54. Schnirer II, Yao JC, Ajani JA. Carcinoid: a comprehensive review. Acta Oncol. 2003;42:672-692.
55. Yao JC, Phan AT, Chang DZ, et al. Efficacy of RAD001 (everolimus) and octreotide LAR in advanced low- to intermediate-grade neuroendocrine tumors: results of a phase II study. J Clin Oncol. 2008;26:4311-4318.
56. Yao JC, Phan A, Hoff PM, et al. Targeting vascular endothelial growth factor in advanced carcinoid tumor: a random assignment phase II study of depot octreotide with bevacizumab and pegylated interferon alpha-2b. J Clin Oncol. 2008;26:1316-1323.
57. Maroun J, Kocha W, Kvols L, et al. Guidelines for the diagnosis and management of carcinoid tumours. Part 1: the gastrointestinal tract. A statement from a Canadian National Carcinoid Expert Group. Curr Oncol. 2006;13:67-76.

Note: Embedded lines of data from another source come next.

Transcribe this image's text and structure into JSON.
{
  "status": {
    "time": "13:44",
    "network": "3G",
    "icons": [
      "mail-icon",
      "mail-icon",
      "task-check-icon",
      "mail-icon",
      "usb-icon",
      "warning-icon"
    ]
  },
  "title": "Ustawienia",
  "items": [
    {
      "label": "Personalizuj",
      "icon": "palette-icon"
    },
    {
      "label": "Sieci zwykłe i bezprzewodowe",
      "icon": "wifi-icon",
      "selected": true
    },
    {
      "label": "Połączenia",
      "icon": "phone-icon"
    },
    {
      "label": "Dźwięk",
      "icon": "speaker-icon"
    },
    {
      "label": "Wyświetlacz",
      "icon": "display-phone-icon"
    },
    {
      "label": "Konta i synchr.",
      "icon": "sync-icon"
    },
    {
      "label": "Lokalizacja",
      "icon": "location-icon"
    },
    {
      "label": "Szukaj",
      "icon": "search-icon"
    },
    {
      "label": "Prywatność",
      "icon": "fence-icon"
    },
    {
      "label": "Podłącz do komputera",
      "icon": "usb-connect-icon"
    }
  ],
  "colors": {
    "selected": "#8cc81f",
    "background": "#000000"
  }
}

58. Vogl TJ, Naguib NN, Zangos S, et al. Liver metastases of neuroendocrine carcinomas: interventional treatment via transarterial embolization, chemoembolization and thermal ablation. Eur J Radiol. Eur J Radiol. 2009;72: 517-528.
59. Siperstein AE, Berber E. Cryoablation, percutaneous alcohol injection, and radiofrequency ablation for treatment of neuroendocrine liver metastases. World J Surg. 2001;25:693-696.

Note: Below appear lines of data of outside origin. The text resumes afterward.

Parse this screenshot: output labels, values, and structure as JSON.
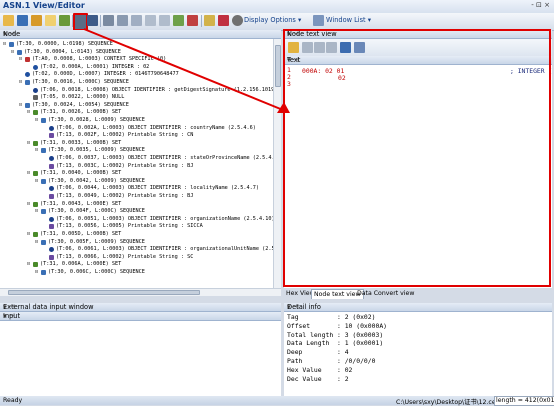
{
  "app": {
    "title": "ASN.1 View/Editor",
    "window_controls": "- ⊡ ×"
  },
  "toolbar": {
    "display_options": "Display Options",
    "window_list": "Window List"
  },
  "node_panel": {
    "title": "Node",
    "rows": [
      {
        "indent": 0,
        "toggle": "⊟",
        "icon": "seq",
        "text": "(T:30, 0.0000, L:0198) SEQUENCE"
      },
      {
        "indent": 1,
        "toggle": "⊟",
        "icon": "seq",
        "text": "(T:30, 0.0004, L:0143) SEQUENCE"
      },
      {
        "indent": 2,
        "toggle": "⊟",
        "icon": "ctx",
        "text": "(T:A0, 0.0008, L:0003) CONTEXT SPECIFIC (0)"
      },
      {
        "indent": 3,
        "toggle": "",
        "icon": "int",
        "text": "(T:02, 0.000A, L:0001) INTEGER : 02"
      },
      {
        "indent": 2,
        "toggle": "",
        "icon": "int",
        "text": "(T:02, 0.000D, L:0007) INTEGER : 0146T790648477"
      },
      {
        "indent": 2,
        "toggle": "⊟",
        "icon": "seq",
        "text": "(T:30, 0.0016, L:000C) SEQUENCE"
      },
      {
        "indent": 3,
        "toggle": "",
        "icon": "oid",
        "text": "(T:06, 0.0018, L:0008) OBJECT IDENTIFIER : getDigestSignature (1.2.156.10197.1.501)"
      },
      {
        "indent": 3,
        "toggle": "",
        "icon": "nul",
        "text": "(T:05, 0.0022, L:0000) NULL"
      },
      {
        "indent": 2,
        "toggle": "⊟",
        "icon": "seq",
        "text": "(T:30, 0.0024, L:0054) SEQUENCE"
      },
      {
        "indent": 3,
        "toggle": "⊟",
        "icon": "set",
        "text": "(T:31, 0.0026, L:000B) SET"
      },
      {
        "indent": 4,
        "toggle": "⊟",
        "icon": "seq",
        "text": "(T:30, 0.0028, L:0009) SEQUENCE"
      },
      {
        "indent": 5,
        "toggle": "",
        "icon": "oid",
        "text": "(T:06, 0.002A, L:0003) OBJECT IDENTIFIER : countryName (2.5.4.6)"
      },
      {
        "indent": 5,
        "toggle": "",
        "icon": "str",
        "text": "(T:13, 0.002F, L:0002) Printable String : CN"
      },
      {
        "indent": 3,
        "toggle": "⊟",
        "icon": "set",
        "text": "(T:31, 0.0033, L:000B) SET"
      },
      {
        "indent": 4,
        "toggle": "⊟",
        "icon": "seq",
        "text": "(T:30, 0.0035, L:0009) SEQUENCE"
      },
      {
        "indent": 5,
        "toggle": "",
        "icon": "oid",
        "text": "(T:06, 0.0037, L:0003) OBJECT IDENTIFIER : stateOrProvinceName (2.5.4.8)"
      },
      {
        "indent": 5,
        "toggle": "",
        "icon": "str",
        "text": "(T:13, 0.003C, L:0002) Printable String : BJ"
      },
      {
        "indent": 3,
        "toggle": "⊟",
        "icon": "set",
        "text": "(T:31, 0.0040, L:000B) SET"
      },
      {
        "indent": 4,
        "toggle": "⊟",
        "icon": "seq",
        "text": "(T:30, 0.0042, L:0009) SEQUENCE"
      },
      {
        "indent": 5,
        "toggle": "",
        "icon": "oid",
        "text": "(T:06, 0.0044, L:0003) OBJECT IDENTIFIER : localityName (2.5.4.7)"
      },
      {
        "indent": 5,
        "toggle": "",
        "icon": "str",
        "text": "(T:13, 0.0049, L:0002) Printable String : BJ"
      },
      {
        "indent": 3,
        "toggle": "⊟",
        "icon": "set",
        "text": "(T:31, 0.0043, L:000E) SET"
      },
      {
        "indent": 4,
        "toggle": "⊟",
        "icon": "seq",
        "text": "(T:30, 0.004F, L:000C) SEQUENCE"
      },
      {
        "indent": 5,
        "toggle": "",
        "icon": "oid",
        "text": "(T:06, 0.0051, L:0003) OBJECT IDENTIFIER : organizationName (2.5.4.10)"
      },
      {
        "indent": 5,
        "toggle": "",
        "icon": "str",
        "text": "(T:13, 0.0056, L:0005) Printable String : SICCA"
      },
      {
        "indent": 3,
        "toggle": "⊟",
        "icon": "set",
        "text": "(T:31, 0.005D, L:000B) SET"
      },
      {
        "indent": 4,
        "toggle": "⊟",
        "icon": "seq",
        "text": "(T:30, 0.005F, L:0009) SEQUENCE"
      },
      {
        "indent": 5,
        "toggle": "",
        "icon": "oid",
        "text": "(T:06, 0.0061, L:0003) OBJECT IDENTIFIER : organizationalUnitName (2.5.4.11)"
      },
      {
        "indent": 5,
        "toggle": "",
        "icon": "str",
        "text": "(T:13, 0.0066, L:0002) Printable String : SC"
      },
      {
        "indent": 3,
        "toggle": "⊟",
        "icon": "set",
        "text": "(T:31, 0.006A, L:000E) SET"
      },
      {
        "indent": 4,
        "toggle": "⊟",
        "icon": "seq",
        "text": "(T:30, 0.006C, L:000C) SEQUENCE"
      }
    ]
  },
  "node_text_view": {
    "title": "Node text view",
    "text_header": "Text",
    "line_numbers": [
      "1",
      "2",
      "3"
    ],
    "line1": "000A: 02 01",
    "line1_right": "; INTEGER (",
    "line2": "02"
  },
  "right_tabs": [
    "Hex View",
    "Node text view",
    "Data Convert view"
  ],
  "external_panel": {
    "title": "External data input window",
    "input_header": "Input"
  },
  "detail_panel": {
    "title": "Detail info",
    "fields": [
      {
        "label": "Tag",
        "value": ": 2 (0x02)"
      },
      {
        "label": "Offset",
        "value": ": 10 (0x000A)"
      },
      {
        "label": "Total length",
        "value": ": 3 (0x0003)"
      },
      {
        "label": "Data Length",
        "value": ": 1 (0x0001)"
      },
      {
        "label": "Deep",
        "value": ": 4"
      },
      {
        "label": "Path",
        "value": ": /0/0/0/0"
      },
      {
        "label": "Hex Value",
        "value": ": 02"
      },
      {
        "label": "Dec Value",
        "value": ": 2"
      }
    ]
  },
  "status": {
    "left": "Ready",
    "path": "C:\\Users\\sxy\\Desktop\\证书\\12.cer",
    "length": "length = 412(0x019c)"
  },
  "colors": {
    "highlight_red": "#e00000",
    "accent": "#15428b"
  }
}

60. Gupta S, Johnson MM, Murthy R, et al. Hepatic arterial embolization and chemoembolization for the treatment of patients with metastatic neuroendocrine tumors. Cancer. 2005;104:1590-1602.
61. Jones A, Alexander HR Jr. Development of isolated hepatic perfusion for patients who have unresectable hepatic malignancies. Surg Oncol Clin N Am. 2008;17:857-876, x.

neuroendocrine tumors; jejunum; ileum; appendix; cecum

Copyright © 2010 Wolters Kluwer Health, Inc. All rights reserved.